A NY Times article suggests that the iPhone may be to blame for AT&T's network failures. Despite the fact that AT&T fell last on the list of Consumer Reports' latest annual cell phone satisfaction survey, the author claims that independent data suggests that AT&T may have "the superior network nationwide". Meanwhile, the iPhone, itself, may be contributing to the performance problems by causing interference that affect both its voice and data services.

Roger Entner, senior vice president for telecommunications research at Nielsen, said the iPhone's "air interface," the electronics in the phone that connect it to the cell towers, had shortcomings that "affect both voice and data." He said that in the eyes of the consumer, "the iPhone has the nimbus of infallibility, ergo, it's AT&T's fault." AT&T does not publicly defend itself because it will not criticize Apple under any circumstances, he said
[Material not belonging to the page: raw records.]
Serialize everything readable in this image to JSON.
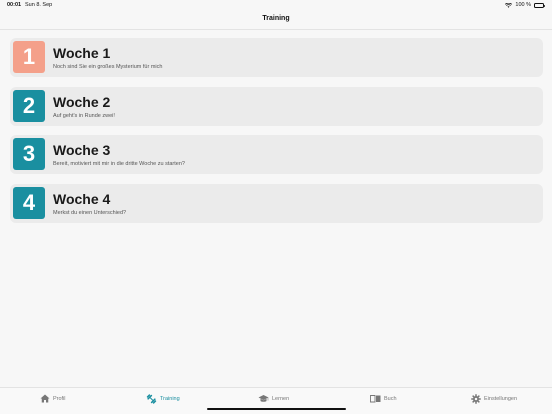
{
  "status_bar": {
    "time": "00:01",
    "date": "Sun 8. Sep",
    "battery": "100 %"
  },
  "nav": {
    "title": "Training"
  },
  "weeks": [
    {
      "number": "1",
      "title": "Woche 1",
      "subtitle": "Noch sind Sie ein großes Mysterium für mich",
      "color": "#f4a08a"
    },
    {
      "number": "2",
      "title": "Woche 2",
      "subtitle": "Auf geht's in Runde zwei!",
      "color": "#1a8fa0"
    },
    {
      "number": "3",
      "title": "Woche 3",
      "subtitle": "Bereit, motiviert mit mir in die dritte Woche zu starten?",
      "color": "#1a8fa0"
    },
    {
      "number": "4",
      "title": "Woche 4",
      "subtitle": "Merkst du einen Unterschied?",
      "color": "#1a8fa0"
    }
  ],
  "tabs": {
    "profil": {
      "label": "Profil",
      "icon": "home-icon"
    },
    "training": {
      "label": "Training",
      "icon": "dumbbell-icon"
    },
    "lernen": {
      "label": "Lernen",
      "icon": "graduation-cap-icon"
    },
    "buch": {
      "label": "Buch",
      "icon": "book-icon"
    },
    "einstellungen": {
      "label": "Einstellungen",
      "icon": "gear-icon"
    }
  },
  "colors": {
    "accent": "#1a8fa0",
    "week1": "#f4a08a",
    "inactive": "#777777"
  }
}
AT&T has recently acknowledged that service in some major U.S. cities have been performing below standards and claims that AT&T is working on it. At no time has AT&T publicly blamed Apple for any issues.

John Gruber, however, questions the objectivity of the article as well as the "independent" sources of data, but also raises the most convincing argument against this probability:

If it's the iPhone's fault, not AT&T's, why aren't iPhone users around the world having the same problems as those here in the U.S.?